- Extracted data

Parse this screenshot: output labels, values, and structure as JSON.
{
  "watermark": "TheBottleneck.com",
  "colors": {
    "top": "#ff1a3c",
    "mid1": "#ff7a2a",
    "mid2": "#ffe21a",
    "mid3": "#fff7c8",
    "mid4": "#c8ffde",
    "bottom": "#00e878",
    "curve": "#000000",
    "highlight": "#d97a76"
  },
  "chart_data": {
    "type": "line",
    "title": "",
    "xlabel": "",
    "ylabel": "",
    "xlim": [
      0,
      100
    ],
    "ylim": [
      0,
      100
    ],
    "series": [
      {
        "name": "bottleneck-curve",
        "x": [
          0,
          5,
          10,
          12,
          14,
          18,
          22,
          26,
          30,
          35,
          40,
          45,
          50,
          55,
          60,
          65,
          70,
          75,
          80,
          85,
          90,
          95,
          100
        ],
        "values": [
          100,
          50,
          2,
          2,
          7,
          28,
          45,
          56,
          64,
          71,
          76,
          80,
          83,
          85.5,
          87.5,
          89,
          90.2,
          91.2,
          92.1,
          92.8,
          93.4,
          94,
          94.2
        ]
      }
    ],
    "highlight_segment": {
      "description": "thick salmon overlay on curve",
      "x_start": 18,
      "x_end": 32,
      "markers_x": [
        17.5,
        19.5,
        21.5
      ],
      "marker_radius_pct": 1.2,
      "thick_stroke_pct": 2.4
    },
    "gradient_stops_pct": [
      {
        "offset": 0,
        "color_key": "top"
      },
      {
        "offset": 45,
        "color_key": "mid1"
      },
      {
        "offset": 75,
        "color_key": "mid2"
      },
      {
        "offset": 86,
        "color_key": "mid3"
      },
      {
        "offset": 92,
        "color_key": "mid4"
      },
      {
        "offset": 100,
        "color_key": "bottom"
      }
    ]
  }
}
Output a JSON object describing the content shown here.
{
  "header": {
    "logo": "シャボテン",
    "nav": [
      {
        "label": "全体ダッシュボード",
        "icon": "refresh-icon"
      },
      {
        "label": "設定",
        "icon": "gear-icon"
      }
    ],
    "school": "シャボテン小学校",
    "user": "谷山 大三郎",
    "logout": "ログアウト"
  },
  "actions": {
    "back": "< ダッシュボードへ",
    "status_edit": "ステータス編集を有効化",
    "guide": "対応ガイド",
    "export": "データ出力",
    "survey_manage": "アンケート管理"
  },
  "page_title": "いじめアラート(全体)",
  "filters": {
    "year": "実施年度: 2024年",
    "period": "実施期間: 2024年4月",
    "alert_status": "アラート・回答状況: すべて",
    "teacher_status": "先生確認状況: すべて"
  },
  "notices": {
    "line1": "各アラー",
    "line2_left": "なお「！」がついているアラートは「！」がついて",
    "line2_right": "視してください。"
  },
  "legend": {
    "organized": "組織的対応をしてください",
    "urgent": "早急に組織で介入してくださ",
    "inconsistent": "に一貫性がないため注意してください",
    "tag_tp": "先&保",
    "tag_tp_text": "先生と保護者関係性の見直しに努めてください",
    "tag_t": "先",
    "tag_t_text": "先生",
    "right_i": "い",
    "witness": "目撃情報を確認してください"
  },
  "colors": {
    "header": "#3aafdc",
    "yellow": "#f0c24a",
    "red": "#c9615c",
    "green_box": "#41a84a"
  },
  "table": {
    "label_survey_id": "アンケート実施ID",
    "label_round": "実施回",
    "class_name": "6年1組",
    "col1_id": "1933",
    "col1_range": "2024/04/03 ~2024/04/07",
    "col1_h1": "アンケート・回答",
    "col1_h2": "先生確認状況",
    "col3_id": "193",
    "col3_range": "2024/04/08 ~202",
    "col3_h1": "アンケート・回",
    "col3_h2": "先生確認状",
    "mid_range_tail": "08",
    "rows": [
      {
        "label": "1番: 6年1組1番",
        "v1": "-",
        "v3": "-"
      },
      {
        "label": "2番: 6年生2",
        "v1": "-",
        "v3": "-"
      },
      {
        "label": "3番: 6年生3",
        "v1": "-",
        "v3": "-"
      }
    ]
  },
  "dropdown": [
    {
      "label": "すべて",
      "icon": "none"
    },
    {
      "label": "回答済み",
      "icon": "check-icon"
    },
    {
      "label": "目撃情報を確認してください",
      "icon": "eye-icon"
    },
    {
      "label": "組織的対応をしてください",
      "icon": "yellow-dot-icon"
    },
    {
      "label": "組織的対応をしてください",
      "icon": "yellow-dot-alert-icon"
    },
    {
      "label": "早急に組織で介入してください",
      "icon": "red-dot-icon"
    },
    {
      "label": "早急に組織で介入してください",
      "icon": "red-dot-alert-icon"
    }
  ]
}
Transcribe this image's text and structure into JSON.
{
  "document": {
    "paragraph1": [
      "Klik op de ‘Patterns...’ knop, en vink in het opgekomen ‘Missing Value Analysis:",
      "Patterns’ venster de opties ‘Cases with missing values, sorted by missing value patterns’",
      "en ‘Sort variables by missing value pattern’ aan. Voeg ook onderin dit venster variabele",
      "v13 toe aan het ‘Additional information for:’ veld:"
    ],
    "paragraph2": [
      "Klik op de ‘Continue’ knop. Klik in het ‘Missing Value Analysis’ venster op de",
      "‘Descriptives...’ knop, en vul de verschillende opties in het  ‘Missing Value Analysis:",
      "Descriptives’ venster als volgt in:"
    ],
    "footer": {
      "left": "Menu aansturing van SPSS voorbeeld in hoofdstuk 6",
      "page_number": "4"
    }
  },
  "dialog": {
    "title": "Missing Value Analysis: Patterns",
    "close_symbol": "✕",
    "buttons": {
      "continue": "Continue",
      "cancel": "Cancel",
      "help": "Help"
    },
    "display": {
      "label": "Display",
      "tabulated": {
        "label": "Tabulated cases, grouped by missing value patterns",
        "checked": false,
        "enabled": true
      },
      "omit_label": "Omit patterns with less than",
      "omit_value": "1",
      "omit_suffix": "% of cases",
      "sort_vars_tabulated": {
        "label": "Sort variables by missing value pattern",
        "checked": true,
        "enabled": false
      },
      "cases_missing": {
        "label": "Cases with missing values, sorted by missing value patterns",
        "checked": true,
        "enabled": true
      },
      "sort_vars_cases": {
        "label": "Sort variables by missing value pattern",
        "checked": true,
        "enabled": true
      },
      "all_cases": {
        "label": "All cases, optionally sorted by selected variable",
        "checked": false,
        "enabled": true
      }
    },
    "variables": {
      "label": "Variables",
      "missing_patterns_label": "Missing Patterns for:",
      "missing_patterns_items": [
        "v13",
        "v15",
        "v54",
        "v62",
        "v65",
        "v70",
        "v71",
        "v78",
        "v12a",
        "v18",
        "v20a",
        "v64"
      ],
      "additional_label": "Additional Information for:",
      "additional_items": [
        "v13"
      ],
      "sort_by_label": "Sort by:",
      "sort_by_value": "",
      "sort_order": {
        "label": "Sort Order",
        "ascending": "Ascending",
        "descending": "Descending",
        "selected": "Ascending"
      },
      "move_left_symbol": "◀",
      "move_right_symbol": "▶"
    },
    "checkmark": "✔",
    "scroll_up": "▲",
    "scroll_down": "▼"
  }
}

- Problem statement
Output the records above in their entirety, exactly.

- Task response
Parse this screenshot: output labels, values, and structure as JSON.
{
  "watermark": "TheBottleneck.com",
  "colors": {
    "top": "#ff1a3c",
    "mid1": "#ff7a2a",
    "mid2": "#ffe21a",
    "mid3": "#fff7c8",
    "mid4": "#c8ffde",
    "bottom": "#00e878",
    "curve": "#000000",
    "highlight": "#d97a76"
  },
  "chart_data": {
    "type": "line",
    "title": "",
    "xlabel": "",
    "ylabel": "",
    "xlim": [
      0,
      100
    ],
    "ylim": [
      0,
      100
    ],
    "series": [
      {
        "name": "bottleneck-curve",
        "x": [
          0,
          5,
          10,
          12,
          14,
          18,
          22,
          26,
          30,
          35,
          40,
          45,
          50,
          55,
          60,
          65,
          70,
          75,
          80,
          85,
          90,
          95,
          100
        ],
        "values": [
          100,
          50,
          2,
          2,
          7,
          28,
          45,
          56,
          64,
          71,
          76,
          80,
          83,
          85.5,
          87.5,
          89,
          90.2,
          91.2,
          92.1,
          92.8,
          93.4,
          94,
          94.2
        ]
      }
    ],
    "highlight_segment": {
      "description": "thick salmon overlay on curve",
      "x_start": 18,
      "x_end": 32,
      "markers_x": [
        17.5,
        19.5,
        21.5
      ],
      "marker_radius_pct": 1.2,
      "thick_stroke_pct": 2.4
    },
    "gradient_stops_pct": [
      {
        "offset": 0,
        "color_key": "top"
      },
      {
        "offset": 45,
        "color_key": "mid1"
      },
      {
        "offset": 75,
        "color_key": "mid2"
      },
      {
        "offset": 86,
        "color_key": "mid3"
      },
      {
        "offset": 92,
        "color_key": "mid4"
      },
      {
        "offset": 100,
        "color_key": "bottom"
      }
    ]
  }
}
Output a JSON object describing the content shown here.
{
  "header": {
    "logo": "シャボテン",
    "nav": [
      {
        "label": "全体ダッシュボード",
        "icon": "refresh-icon"
      },
      {
        "label": "設定",
        "icon": "gear-icon"
      }
    ],
    "school": "シャボテン小学校",
    "user": "谷山 大三郎",
    "logout": "ログアウト"
  },
  "actions": {
    "back": "< ダッシュボードへ",
    "status_edit": "ステータス編集を有効化",
    "guide": "対応ガイド",
    "export": "データ出力",
    "survey_manage": "アンケート管理"
  },
  "page_title": "いじめアラート(全体)",
  "filters": {
    "year": "実施年度: 2024年",
    "period": "実施期間: 2024年4月",
    "alert_status": "アラート・回答状況: すべて",
    "teacher_status": "先生確認状況: すべて"
  },
  "notices": {
    "line1": "各アラー",
    "line2_left": "なお「！」がついているアラートは「！」がついて",
    "line2_right": "視してください。"
  },
  "legend": {
    "organized": "組織的対応をしてください",
    "urgent": "早急に組織で介入してくださ",
    "inconsistent": "に一貫性がないため注意してください",
    "tag_tp": "先&保",
    "tag_tp_text": "先生と保護者関係性の見直しに努めてください",
    "tag_t": "先",
    "tag_t_text": "先生",
    "right_i": "い",
    "witness": "目撃情報を確認してください"
  },
  "colors": {
    "header": "#3aafdc",
    "yellow": "#f0c24a",
    "red": "#c9615c",
    "green_box": "#41a84a"
  },
  "table": {
    "label_survey_id": "アンケート実施ID",
    "label_round": "実施回",
    "class_name": "6年1組",
    "col1_id": "1933",
    "col1_range": "2024/04/03 ~2024/04/07",
    "col1_h1": "アンケート・回答",
    "col1_h2": "先生確認状況",
    "col3_id": "193",
    "col3_range": "2024/04/08 ~202",
    "col3_h1": "アンケート・回",
    "col3_h2": "先生確認状",
    "mid_range_tail": "08",
    "rows": [
      {
        "label": "1番: 6年1組1番",
        "v1": "-",
        "v3": "-"
      },
      {
        "label": "2番: 6年生2",
        "v1": "-",
        "v3": "-"
      },
      {
        "label": "3番: 6年生3",
        "v1": "-",
        "v3": "-"
      }
    ]
  },
  "dropdown": [
    {
      "label": "すべて",
      "icon": "none"
    },
    {
      "label": "回答済み",
      "icon": "check-icon"
    },
    {
      "label": "目撃情報を確認してください",
      "icon": "eye-icon"
    },
    {
      "label": "組織的対応をしてください",
      "icon": "yellow-dot-icon"
    },
    {
      "label": "組織的対応をしてください",
      "icon": "yellow-dot-alert-icon"
    },
    {
      "label": "早急に組織で介入してください",
      "icon": "red-dot-icon"
    },
    {
      "label": "早急に組織で介入してください",
      "icon": "red-dot-alert-icon"
    }
  ]
}
Transcribe this image's text and structure into JSON.
{
  "document": {
    "paragraph1": [
      "Klik op de ‘Patterns...’ knop, en vink in het opgekomen ‘Missing Value Analysis:",
      "Patterns’ venster de opties ‘Cases with missing values, sorted by missing value patterns’",
      "en ‘Sort variables by missing value pattern’ aan. Voeg ook onderin dit venster variabele",
      "v13 toe aan het ‘Additional information for:’ veld:"
    ],
    "paragraph2": [
      "Klik op de ‘Continue’ knop. Klik in het ‘Missing Value Analysis’ venster op de",
      "‘Descriptives...’ knop, en vul de verschillende opties in het  ‘Missing Value Analysis:",
      "Descriptives’ venster als volgt in:"
    ],
    "footer": {
      "left": "Menu aansturing van SPSS voorbeeld in hoofdstuk 6",
      "page_number": "4"
    }
  },
  "dialog": {
    "title": "Missing Value Analysis: Patterns",
    "close_symbol": "✕",
    "buttons": {
      "continue": "Continue",
      "cancel": "Cancel",
      "help": "Help"
    },
    "display": {
      "label": "Display",
      "tabulated": {
        "label": "Tabulated cases, grouped by missing value patterns",
        "checked": false,
        "enabled": true
      },
      "omit_label": "Omit patterns with less than",
      "omit_value": "1",
      "omit_suffix": "% of cases",
      "sort_vars_tabulated": {
        "label": "Sort variables by missing value pattern",
        "checked": true,
        "enabled": false
      },
      "cases_missing": {
        "label": "Cases with missing values, sorted by missing value patterns",
        "checked": true,
        "enabled": true
      },
      "sort_vars_cases": {
        "label": "Sort variables by missing value pattern",
        "checked": true,
        "enabled": true
      },
      "all_cases": {
        "label": "All cases, optionally sorted by selected variable",
        "checked": false,
        "enabled": true
      }
    },
    "variables": {
      "label": "Variables",
      "missing_patterns_label": "Missing Patterns for:",
      "missing_patterns_items": [
        "v13",
        "v15",
        "v54",
        "v62",
        "v65",
        "v70",
        "v71",
        "v78",
        "v12a",
        "v18",
        "v20a",
        "v64"
      ],
      "additional_label": "Additional Information for:",
      "additional_items": [
        "v13"
      ],
      "sort_by_label": "Sort by:",
      "sort_by_value": "",
      "sort_order": {
        "label": "Sort Order",
        "ascending": "Ascending",
        "descending": "Descending",
        "selected": "Ascending"
      },
      "move_left_symbol": "◀",
      "move_right_symbol": "▶"
    },
    "checkmark": "✔",
    "scroll_up": "▲",
    "scroll_down": "▼"
  }
}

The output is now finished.